August 17, 2004

Report says racism in city must be addressed

Anti-racism educators in Northeastern Ontario have known for years there is a serious issue that must be addressed, but they have never had the data to prove it. Until now.

A three-city study in North Bay, Timmins and Sault Ste. Marie has concluded the issues are almost identical in each city and discrimination against native people is widespread.

"However, the majority of people said they like living in their particular city, so there is a positive base on which to move forward," said three-city project director Don Curry.

The project, named Debwewin, the Ojibwe word for truth, involved the dissemination of questionnaires to the public, printing the questionnaire in local newspapers, follow-up interviews, cross-cultural training sessions in each community, media relations training for anti-racism practitioners, creation of a new web site at full of resources, and a print media monitoring project.

The nine-month project, funded by the Department of Canadian Heritage's Multiculturalism Program, was a partnership between Communitas Canada of North Bay and the Union of Ontario Indians, with advisory committees and facilitators coordinating the project in each city.

"While we learned from first-hand reports that racism is a serious issue in North Bay, we also received significant input on what we can do about it," said Susan Church, advisory committee chair for the North Bay component.

"While many of the comments printed in the report are disturbing, others point to the good things we are doing in the community and urge us to increase our efforts," Church said.

Curry, who read all the questionnaires and listened to all the taped interviews from each city, said he noted racist comments made by people who claimed not to be racist. He said he also read comments from native people who have heard and seen enough and don't even react to racism anymore.

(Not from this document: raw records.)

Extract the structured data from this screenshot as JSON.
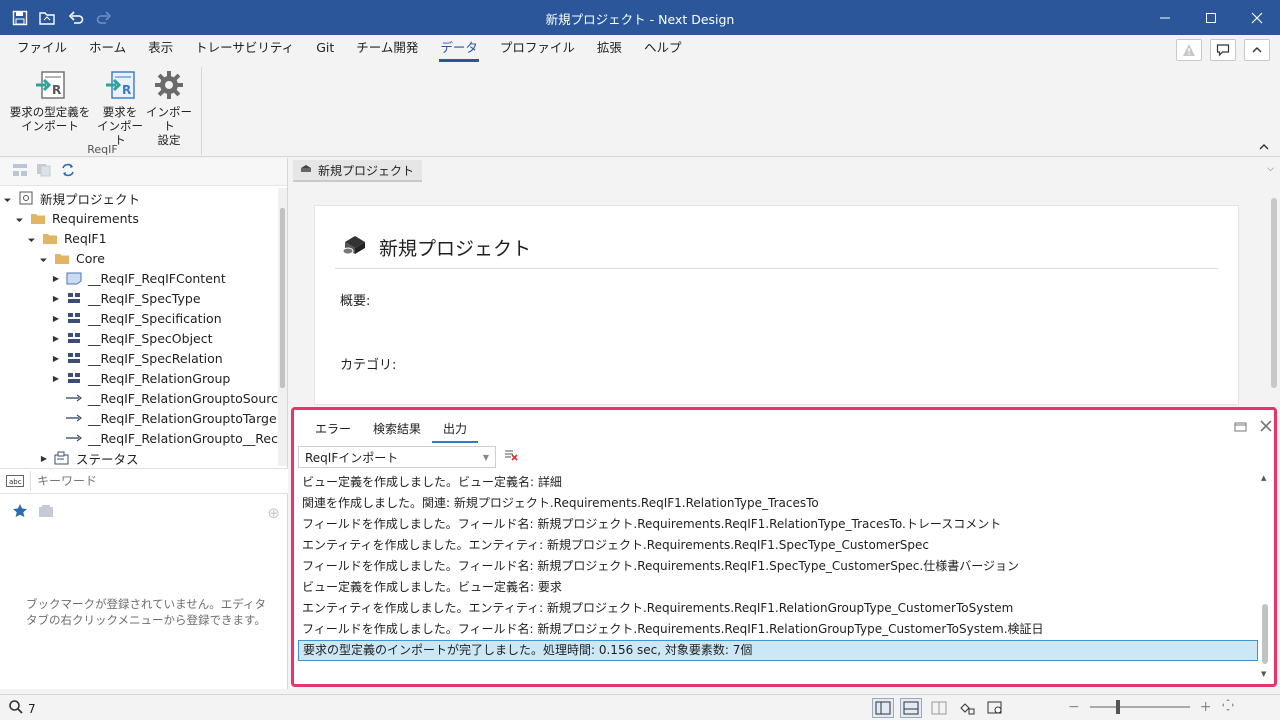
{
  "window": {
    "title": "新規プロジェクト - Next Design"
  },
  "qat": {
    "icons": [
      "save-icon",
      "open-project-icon",
      "undo-icon",
      "redo-icon"
    ]
  },
  "menu": {
    "tabs": [
      {
        "label": "ファイル"
      },
      {
        "label": "ホーム"
      },
      {
        "label": "表示"
      },
      {
        "label": "トレーサビリティ"
      },
      {
        "label": "Git"
      },
      {
        "label": "チーム開発"
      },
      {
        "label": "データ"
      },
      {
        "label": "プロファイル"
      },
      {
        "label": "拡張"
      },
      {
        "label": "ヘルプ"
      }
    ],
    "active": "データ"
  },
  "ribbon": {
    "group_label": "ReqIF",
    "commands": [
      {
        "line1": "要求の型定義を",
        "line2": "インポート"
      },
      {
        "line1": "要求を",
        "line2": "インポート"
      },
      {
        "line1": "インポート",
        "line2": "設定"
      }
    ]
  },
  "tree": {
    "items": [
      {
        "label": "新規プロジェクト",
        "level": 0,
        "expander": "open",
        "icon": "project-icon"
      },
      {
        "label": "Requirements",
        "level": 1,
        "expander": "open",
        "icon": "folder-icon"
      },
      {
        "label": "ReqIF1",
        "level": 2,
        "expander": "open",
        "icon": "folder-icon"
      },
      {
        "label": "Core",
        "level": 3,
        "expander": "open",
        "icon": "folder-icon"
      },
      {
        "label": "__ReqIF_ReqIFContent",
        "level": 4,
        "expander": "closed",
        "icon": "model-icon"
      },
      {
        "label": "__ReqIF_SpecType",
        "level": 4,
        "expander": "closed",
        "icon": "class-icon"
      },
      {
        "label": "__ReqIF_Specification",
        "level": 4,
        "expander": "closed",
        "icon": "class-icon"
      },
      {
        "label": "__ReqIF_SpecObject",
        "level": 4,
        "expander": "closed",
        "icon": "class-icon"
      },
      {
        "label": "__ReqIF_SpecRelation",
        "level": 4,
        "expander": "closed",
        "icon": "class-icon"
      },
      {
        "label": "__ReqIF_RelationGroup",
        "level": 4,
        "expander": "closed",
        "icon": "class-icon"
      },
      {
        "label": "__ReqIF_RelationGrouptoSourc",
        "level": 4,
        "expander": "none",
        "icon": "relation-icon"
      },
      {
        "label": "__ReqIF_RelationGrouptoTarge",
        "level": 4,
        "expander": "none",
        "icon": "relation-icon"
      },
      {
        "label": "__ReqIF_RelationGroupto__Rec",
        "level": 4,
        "expander": "none",
        "icon": "relation-icon"
      },
      {
        "label": "ステータス",
        "level": 3,
        "expander": "closed",
        "icon": "package-icon"
      }
    ]
  },
  "search": {
    "placeholder": "キーワード"
  },
  "bookmarks": {
    "empty_message": "ブックマークが登録されていません。エディタタブの右クリックメニューから登録できます。"
  },
  "editor": {
    "tab_label": "新規プロジェクト",
    "page_title": "新規プロジェクト",
    "fields": [
      {
        "label": "概要:"
      },
      {
        "label": "カテゴリ:"
      }
    ]
  },
  "output": {
    "tabs": [
      {
        "label": "エラー"
      },
      {
        "label": "検索結果"
      },
      {
        "label": "出力"
      }
    ],
    "active_tab": "出力",
    "source": "ReqIFインポート",
    "lines": [
      "ビュー定義を作成しました。ビュー定義名: 詳細",
      "関連を作成しました。関連: 新規プロジェクト.Requirements.ReqIF1.RelationType_TracesTo",
      "フィールドを作成しました。フィールド名: 新規プロジェクト.Requirements.ReqIF1.RelationType_TracesTo.トレースコメント",
      "エンティティを作成しました。エンティティ: 新規プロジェクト.Requirements.ReqIF1.SpecType_CustomerSpec",
      "フィールドを作成しました。フィールド名: 新規プロジェクト.Requirements.ReqIF1.SpecType_CustomerSpec.仕様書バージョン",
      "ビュー定義を作成しました。ビュー定義名: 要求",
      "エンティティを作成しました。エンティティ: 新規プロジェクト.Requirements.ReqIF1.RelationGroupType_CustomerToSystem",
      "フィールドを作成しました。フィールド名: 新規プロジェクト.Requirements.ReqIF1.RelationGroupType_CustomerToSystem.検証日",
      "要求の型定義のインポートが完了しました。処理時間: 0.156 sec, 対象要素数: 7個"
    ],
    "selected_line": 8
  },
  "status": {
    "search_count": "7"
  },
  "colors": {
    "titlebar": "#2b579a",
    "highlight": "#e8336b",
    "selection": "#cce8f6"
  }
}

"But then there are the fighters. The native people who speak out when they are being discriminated against and contact the store manager, the school board director, the hospital CEO and demand an apology. We heard from a lot of them and these are the people who will cause change to occur," he said.

"But we can't put the onus for reform on those who are facing discrimination. The project report has a number of recommendations that we will work on with community leaders to make North Bay a more accepting place to live."

Curry said stores and restaurants in all three cities were the locations where racial incidents occurred most, with schools second. "That tells us that while the education system definitely has to be a major part of the solution, right now it is also part of the problem."

In North Bay 110 people responded to the questionnaires and 10 people were interviewed. Fifty-eight per cent of the respondents were female, with 60 per cent of the female respondents aboriginal and 35 per cent of the males.

Seventy per cent of the native questionnaire respondents said they observed incidents of discrimination based on race in North Bay in the past year, and 45% had personal experiences.

One native questionnaire respondent wrote, "Discrimination against native people in North Bay is widespread. In finding an apartment, going shopping, eating out, playing sports."

"Virtually every aboriginal person I know has had issues in stores related to the status card," said Maurice Switzer, director of communications for the Union of Ontario Indians and a project leader. "This study documents what all of us have known for years. The general public is not very knowledgeable about treaty rights. Racism is an issue and we must work together as a community to create solutions."

Switzer's report on the print media monitoring component of the project will be made public next week and available on the project web site at The full 67-page North Bay report is now available for downloading on the site, as are the Timmins and Sault Ste. Marie reports.

For further information please contact Don Curry at 495-8887 (W) or 472-0340 (H).